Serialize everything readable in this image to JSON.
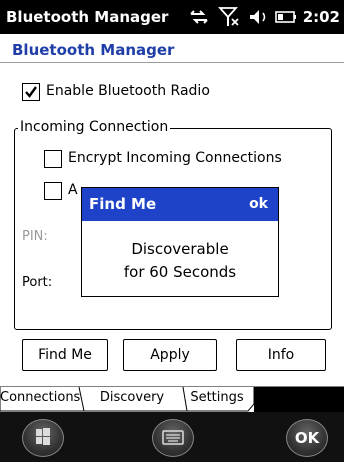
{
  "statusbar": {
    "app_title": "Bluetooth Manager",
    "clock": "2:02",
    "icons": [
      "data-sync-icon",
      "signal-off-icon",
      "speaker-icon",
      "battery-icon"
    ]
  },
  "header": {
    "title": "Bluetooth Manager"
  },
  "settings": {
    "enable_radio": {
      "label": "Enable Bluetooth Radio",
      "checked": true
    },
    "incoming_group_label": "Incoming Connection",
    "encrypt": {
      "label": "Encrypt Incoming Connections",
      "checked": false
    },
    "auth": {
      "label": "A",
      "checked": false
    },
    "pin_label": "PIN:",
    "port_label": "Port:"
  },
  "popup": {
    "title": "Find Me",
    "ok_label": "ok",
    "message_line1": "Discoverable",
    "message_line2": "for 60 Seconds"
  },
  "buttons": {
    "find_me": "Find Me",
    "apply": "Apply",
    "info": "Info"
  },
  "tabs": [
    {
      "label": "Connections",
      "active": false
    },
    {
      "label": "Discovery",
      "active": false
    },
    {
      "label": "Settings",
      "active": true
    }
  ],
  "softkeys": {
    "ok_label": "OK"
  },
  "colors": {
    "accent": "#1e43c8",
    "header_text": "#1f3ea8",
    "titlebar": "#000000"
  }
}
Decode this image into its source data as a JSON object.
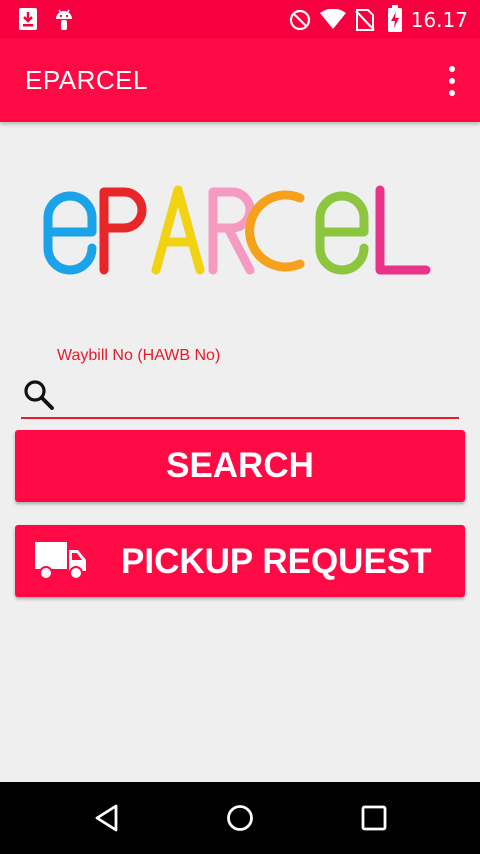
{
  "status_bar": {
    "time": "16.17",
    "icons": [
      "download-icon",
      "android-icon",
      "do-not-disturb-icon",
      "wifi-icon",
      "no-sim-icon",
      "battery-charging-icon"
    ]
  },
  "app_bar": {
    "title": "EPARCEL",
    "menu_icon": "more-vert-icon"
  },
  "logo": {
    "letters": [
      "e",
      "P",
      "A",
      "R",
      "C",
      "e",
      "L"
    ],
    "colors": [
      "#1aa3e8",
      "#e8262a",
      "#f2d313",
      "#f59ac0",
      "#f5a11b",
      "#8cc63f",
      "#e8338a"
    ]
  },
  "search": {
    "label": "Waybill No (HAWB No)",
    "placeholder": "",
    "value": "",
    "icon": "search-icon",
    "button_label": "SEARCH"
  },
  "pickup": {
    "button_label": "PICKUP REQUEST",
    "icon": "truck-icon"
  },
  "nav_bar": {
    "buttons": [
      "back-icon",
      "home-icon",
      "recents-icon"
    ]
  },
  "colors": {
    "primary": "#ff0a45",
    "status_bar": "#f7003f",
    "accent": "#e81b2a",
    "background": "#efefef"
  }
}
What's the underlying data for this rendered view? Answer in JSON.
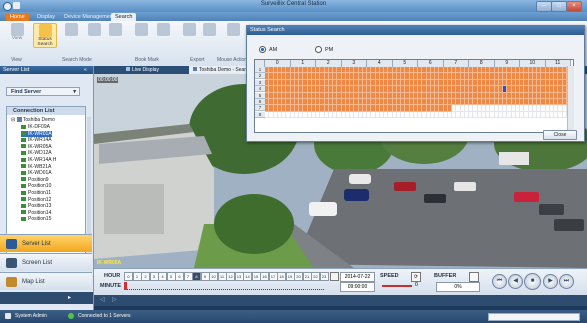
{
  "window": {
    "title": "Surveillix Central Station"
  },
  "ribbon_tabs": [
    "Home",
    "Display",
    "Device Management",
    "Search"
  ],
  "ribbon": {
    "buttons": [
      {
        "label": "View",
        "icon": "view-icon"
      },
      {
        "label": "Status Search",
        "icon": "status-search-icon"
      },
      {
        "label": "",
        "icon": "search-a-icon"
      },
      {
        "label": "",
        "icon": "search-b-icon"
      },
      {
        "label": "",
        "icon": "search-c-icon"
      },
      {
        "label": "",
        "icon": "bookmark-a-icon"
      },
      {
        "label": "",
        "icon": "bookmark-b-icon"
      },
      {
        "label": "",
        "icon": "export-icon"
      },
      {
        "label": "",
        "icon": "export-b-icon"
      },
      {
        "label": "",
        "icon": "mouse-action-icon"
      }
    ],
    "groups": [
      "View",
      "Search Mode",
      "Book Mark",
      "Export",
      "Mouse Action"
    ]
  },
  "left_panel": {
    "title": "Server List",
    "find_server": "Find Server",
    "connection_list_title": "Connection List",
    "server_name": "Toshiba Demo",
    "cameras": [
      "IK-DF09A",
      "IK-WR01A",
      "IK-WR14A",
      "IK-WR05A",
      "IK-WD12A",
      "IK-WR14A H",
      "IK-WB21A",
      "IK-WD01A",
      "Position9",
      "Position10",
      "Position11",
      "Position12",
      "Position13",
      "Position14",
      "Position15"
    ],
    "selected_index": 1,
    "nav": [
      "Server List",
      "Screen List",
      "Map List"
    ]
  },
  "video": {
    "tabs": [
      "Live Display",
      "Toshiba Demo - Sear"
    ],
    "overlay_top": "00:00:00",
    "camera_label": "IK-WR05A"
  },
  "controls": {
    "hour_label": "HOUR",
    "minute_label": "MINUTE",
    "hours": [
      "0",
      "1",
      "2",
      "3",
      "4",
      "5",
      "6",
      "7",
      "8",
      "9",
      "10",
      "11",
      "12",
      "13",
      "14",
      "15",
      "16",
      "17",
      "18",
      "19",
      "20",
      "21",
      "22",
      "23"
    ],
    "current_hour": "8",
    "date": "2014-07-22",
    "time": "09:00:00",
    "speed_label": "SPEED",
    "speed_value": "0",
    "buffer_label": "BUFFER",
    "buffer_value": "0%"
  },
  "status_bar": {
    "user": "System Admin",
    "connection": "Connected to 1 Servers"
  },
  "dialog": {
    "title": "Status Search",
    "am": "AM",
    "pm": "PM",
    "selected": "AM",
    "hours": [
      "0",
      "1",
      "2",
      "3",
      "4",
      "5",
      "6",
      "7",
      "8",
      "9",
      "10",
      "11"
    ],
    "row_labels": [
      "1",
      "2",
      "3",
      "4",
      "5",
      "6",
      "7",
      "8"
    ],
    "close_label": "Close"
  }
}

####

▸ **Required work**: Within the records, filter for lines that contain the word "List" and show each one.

▸ **Output of the task**:
    "title": "Server List",
    "connection_list_title": "Connection List",
      "Server List",
      "Screen List",
      "Map List"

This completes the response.